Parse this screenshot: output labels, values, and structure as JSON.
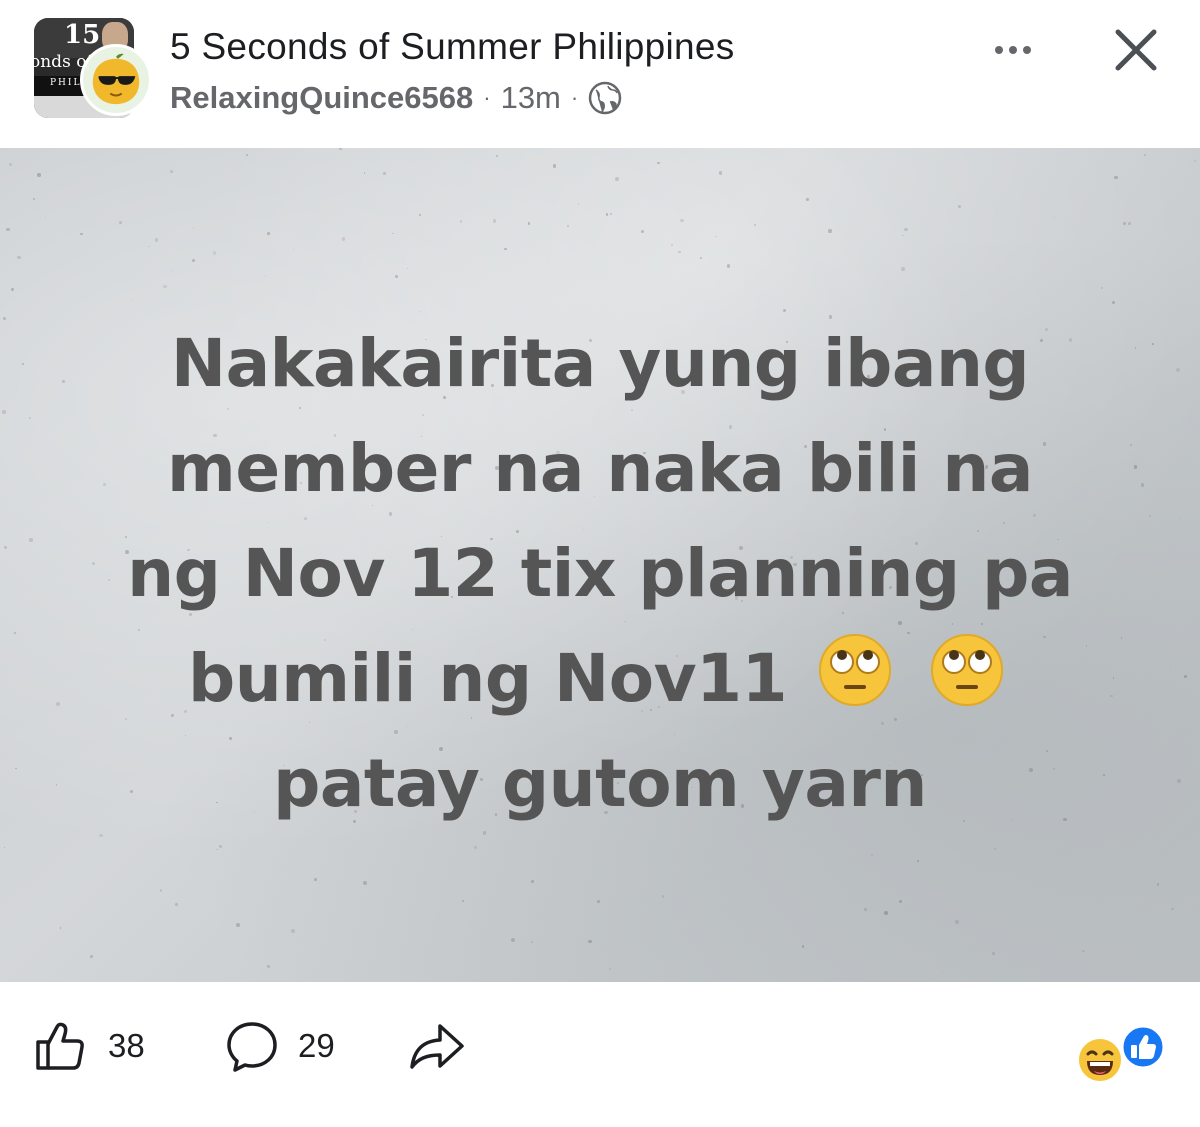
{
  "header": {
    "group_name": "5 Seconds of Summer Philippines",
    "author": "RelaxingQuince6568",
    "separator": "·",
    "time": "13m",
    "privacy_icon": "globe-icon",
    "more_icon": "more-dots-icon",
    "close_icon": "close-icon",
    "group_avatar_text": "onds of",
    "group_avatar_subtext": "PHILIP"
  },
  "post": {
    "lines": [
      "Nakakairita yung ibang",
      "member na naka bili na",
      "ng Nov 12 tix planning pa",
      "bumili ng Nov11",
      "patay gutom yarn"
    ],
    "emoji": "face-with-rolling-eyes",
    "text_color": "#555555"
  },
  "footer": {
    "like_count": "38",
    "comment_count": "29",
    "like_icon": "thumbs-up-icon",
    "comment_icon": "comment-bubble-icon",
    "share_icon": "share-arrow-icon",
    "reactions": [
      "laughing-emoji",
      "like-reaction"
    ],
    "accent_color": "#1877f2"
  }
}
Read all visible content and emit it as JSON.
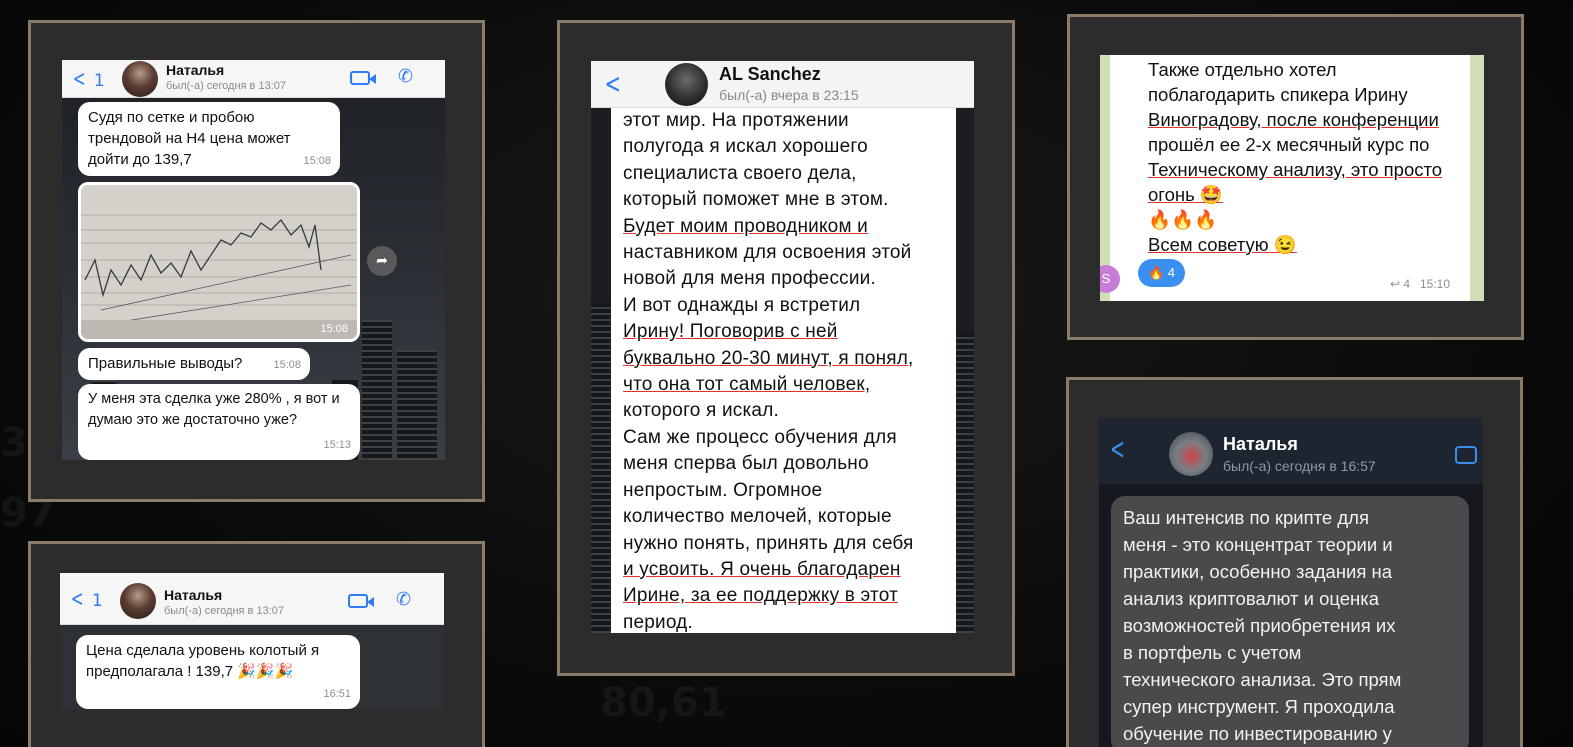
{
  "background": {
    "color": "#0b0b0b",
    "frame_color": "#8c7b67"
  },
  "card1": {
    "back_count": "1",
    "name": "Наталья",
    "status": "был(-а) сегодня в 13:07",
    "messages": [
      {
        "text": "Судя по сетке и пробою трендовой на H4 цена может дойти до 139,7",
        "time": "15:08"
      },
      {
        "image_time": "15:08"
      },
      {
        "text": "Правильные выводы?",
        "time": "15:08"
      },
      {
        "text": "У меня эта сделка уже 280% , я вот и думаю это же достаточно уже?",
        "time": "15:13"
      }
    ]
  },
  "card2": {
    "back_count": "1",
    "name": "Наталья",
    "status": "был(-а) сегодня в 13:07",
    "message": {
      "text": "Цена сделала уровень колотый я предполагала ! 139,7 🎉🎉🎉",
      "time": "16:51"
    }
  },
  "card3": {
    "name": "AL Sanchez",
    "status": "был(-а) вчера в 23:15",
    "lines": [
      "этот мир. На протяжении",
      "полугода я искал хорошего",
      "специалиста своего дела,",
      "который поможет мне в этом.",
      "Будет моим проводником и",
      "наставником для освоения этой",
      "новой для меня профессии.",
      "И вот однажды я встретил",
      "Ирину! Поговорив с ней",
      "буквально 20-30 минут, я понял,",
      "что она тот самый человек,",
      "которого я искал.",
      "Сам же процесс обучения для",
      "меня сперва был довольно",
      "непростым. Огромное",
      "количество мелочей, которые",
      "нужно понять, принять для себя",
      "и усвоить. Я очень благодарен",
      "Ирине, за ее поддержку в этот",
      "период."
    ]
  },
  "card4": {
    "lines": [
      "Также отдельно хотел",
      "поблагодарить спикера Ирину",
      "Виноградову, после конференции",
      "прошёл ее 2-х месячный курс по",
      "Техническому анализу, это просто",
      "огонь 🤩",
      "🔥🔥🔥",
      "Всем советую 😉"
    ],
    "reaction": "🔥 4",
    "replies": "4",
    "time": "15:10",
    "avatar_letter": "S"
  },
  "card5": {
    "name": "Наталья",
    "status": "был(-а) сегодня в 16:57",
    "lines": [
      "Ваш интенсив по крипте для",
      "меня - это концентрат теории и",
      "практики, особенно задания на",
      "анализ криптовалют и оценка",
      "возможностей приобретения их",
      "в портфель с учетом",
      "технического анализа. Это прям",
      "супер инструмент.  Я проходила",
      "обучение по инвестированию у"
    ]
  }
}
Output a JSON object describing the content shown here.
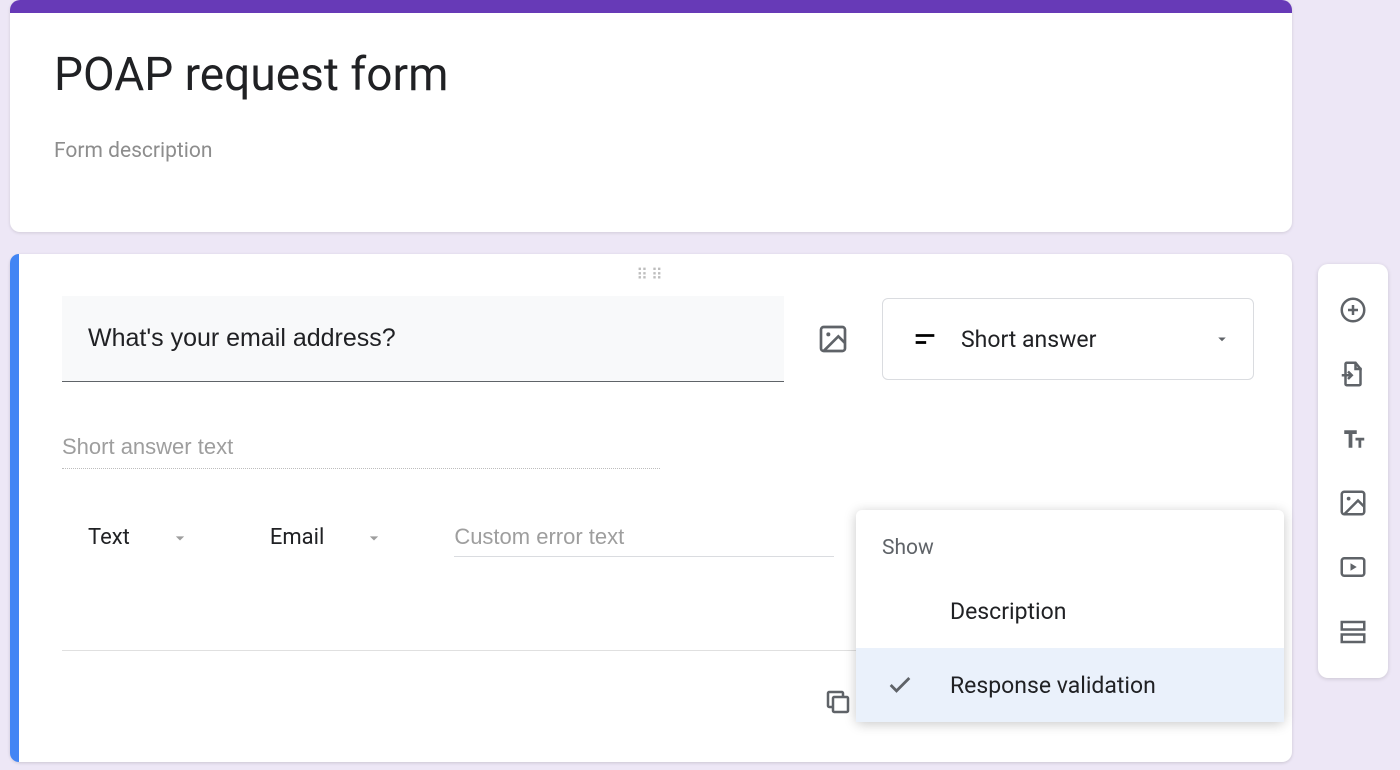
{
  "header": {
    "title": "POAP request form",
    "description_placeholder": "Form description"
  },
  "question": {
    "title": "What's your email address?",
    "answer_placeholder": "Short answer text",
    "type_label": "Short answer",
    "validation": {
      "type_label": "Text",
      "subtype_label": "Email",
      "error_placeholder": "Custom error text"
    }
  },
  "popup": {
    "header": "Show",
    "items": [
      {
        "label": "Description",
        "selected": false
      },
      {
        "label": "Response validation",
        "selected": true
      }
    ]
  },
  "toolbar": {
    "add_question": "add-question",
    "import_questions": "import-questions",
    "add_title": "add-title",
    "add_image": "add-image",
    "add_video": "add-video",
    "add_section": "add-section"
  }
}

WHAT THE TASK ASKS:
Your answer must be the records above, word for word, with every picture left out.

EXPECTED ANSWER:
Parse this screenshot: output labels, values, and structure as JSON.
{
  "header": {
    "group_name": "5 Seconds of Summer Philippines",
    "author": "RelaxingQuince6568",
    "separator": "·",
    "time": "13m",
    "privacy_icon": "globe-icon",
    "more_icon": "more-dots-icon",
    "close_icon": "close-icon",
    "group_avatar_text": "onds of",
    "group_avatar_subtext": "PHILIP"
  },
  "post": {
    "lines": [
      "Nakakairita yung ibang",
      "member na naka bili na",
      "ng Nov 12 tix planning pa",
      "bumili ng Nov11",
      "patay gutom yarn"
    ],
    "emoji": "face-with-rolling-eyes",
    "text_color": "#555555"
  },
  "footer": {
    "like_count": "38",
    "comment_count": "29",
    "like_icon": "thumbs-up-icon",
    "comment_icon": "comment-bubble-icon",
    "share_icon": "share-arrow-icon",
    "reactions": [
      "laughing-emoji",
      "like-reaction"
    ],
    "accent_color": "#1877f2"
  }
}
Read all visible content and emit it as JSON.
{
  "background": {
    "color": "#0b0b0b",
    "frame_color": "#8c7b67"
  },
  "card1": {
    "back_count": "1",
    "name": "Наталья",
    "status": "был(-а) сегодня в 13:07",
    "messages": [
      {
        "text": "Судя по сетке и пробою трендовой на H4 цена может дойти до 139,7",
        "time": "15:08"
      },
      {
        "image_time": "15:08"
      },
      {
        "text": "Правильные выводы?",
        "time": "15:08"
      },
      {
        "text": "У меня эта сделка уже 280% , я вот и думаю это же достаточно уже?",
        "time": "15:13"
      }
    ]
  },
  "card2": {
    "back_count": "1",
    "name": "Наталья",
    "status": "был(-а) сегодня в 13:07",
    "message": {
      "text": "Цена сделала уровень колотый я предполагала ! 139,7 🎉🎉🎉",
      "time": "16:51"
    }
  },
  "card3": {
    "name": "AL Sanchez",
    "status": "был(-а) вчера в 23:15",
    "lines": [
      "этот мир. На протяжении",
      "полугода я искал хорошего",
      "специалиста своего дела,",
      "который поможет мне в этом.",
      "Будет моим проводником и",
      "наставником для освоения этой",
      "новой для меня профессии.",
      "И вот однажды я встретил",
      "Ирину! Поговорив с ней",
      "буквально 20-30 минут, я понял,",
      "что она тот самый человек,",
      "которого я искал.",
      "Сам же процесс обучения для",
      "меня сперва был довольно",
      "непростым. Огромное",
      "количество мелочей, которые",
      "нужно понять, принять для себя",
      "и усвоить. Я очень благодарен",
      "Ирине, за ее поддержку в этот",
      "период."
    ]
  },
  "card4": {
    "lines": [
      "Также отдельно хотел",
      "поблагодарить спикера Ирину",
      "Виноградову, после конференции",
      "прошёл ее 2-х месячный курс по",
      "Техническому анализу, это просто",
      "огонь 🤩",
      "🔥🔥🔥",
      "Всем советую 😉"
    ],
    "reaction": "🔥 4",
    "replies": "4",
    "time": "15:10",
    "avatar_letter": "S"
  },
  "card5": {
    "name": "Наталья",
    "status": "был(-а) сегодня в 16:57",
    "lines": [
      "Ваш интенсив по крипте для",
      "меня - это концентрат теории и",
      "практики, особенно задания на",
      "анализ криптовалют и оценка",
      "возможностей приобретения их",
      "в портфель с учетом",
      "технического анализа. Это прям",
      "супер инструмент.  Я проходила",
      "обучение по инвестированию у"
    ]
  }
}
Output a JSON object describing the content shown here.
{
  "header": {
    "title": "POAP request form",
    "description_placeholder": "Form description"
  },
  "question": {
    "title": "What's your email address?",
    "answer_placeholder": "Short answer text",
    "type_label": "Short answer",
    "validation": {
      "type_label": "Text",
      "subtype_label": "Email",
      "error_placeholder": "Custom error text"
    }
  },
  "popup": {
    "header": "Show",
    "items": [
      {
        "label": "Description",
        "selected": false
      },
      {
        "label": "Response validation",
        "selected": true
      }
    ]
  },
  "toolbar": {
    "add_question": "add-question",
    "import_questions": "import-questions",
    "add_title": "add-title",
    "add_image": "add-image",
    "add_video": "add-video",
    "add_section": "add-section"
  }
}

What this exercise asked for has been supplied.